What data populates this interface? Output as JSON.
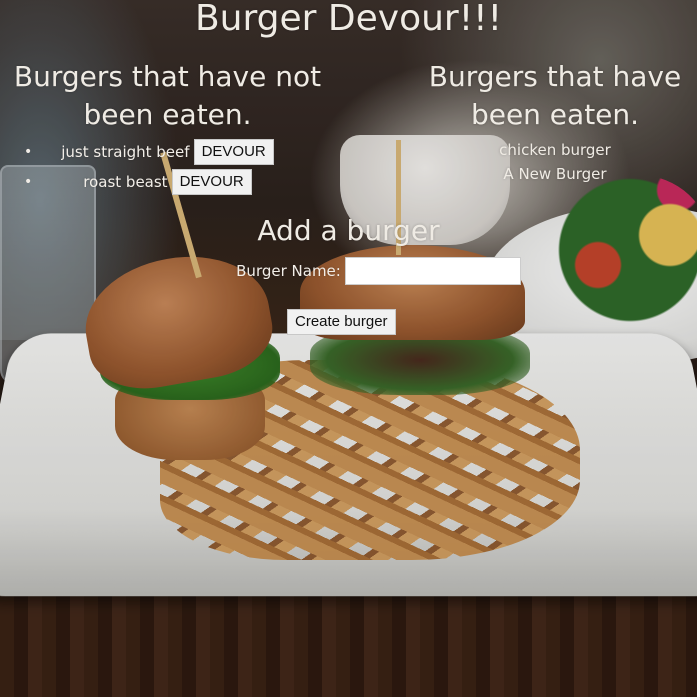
{
  "app": {
    "title": "Burger Devour!!!"
  },
  "uneaten": {
    "heading": "Burgers that have not been eaten.",
    "items": [
      {
        "name": "just straight beef",
        "button": "DEVOUR"
      },
      {
        "name": "roast beast",
        "button": "DEVOUR"
      }
    ]
  },
  "eaten": {
    "heading": "Burgers that have been eaten.",
    "items": [
      "chicken burger",
      "A New Burger"
    ]
  },
  "form": {
    "heading": "Add a burger",
    "label": "Burger Name:",
    "input_value": "",
    "submit_label": "Create burger"
  },
  "icons": {
    "list_bullet": "bullet-icon"
  }
}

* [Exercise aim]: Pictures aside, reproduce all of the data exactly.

* [Reply to the task]:
What data populates this interface? Output as JSON.
{
  "app": {
    "title": "Burger Devour!!!"
  },
  "uneaten": {
    "heading": "Burgers that have not been eaten.",
    "items": [
      {
        "name": "just straight beef",
        "button": "DEVOUR"
      },
      {
        "name": "roast beast",
        "button": "DEVOUR"
      }
    ]
  },
  "eaten": {
    "heading": "Burgers that have been eaten.",
    "items": [
      "chicken burger",
      "A New Burger"
    ]
  },
  "form": {
    "heading": "Add a burger",
    "label": "Burger Name:",
    "input_value": "",
    "submit_label": "Create burger"
  },
  "icons": {
    "list_bullet": "bullet-icon"
  }
}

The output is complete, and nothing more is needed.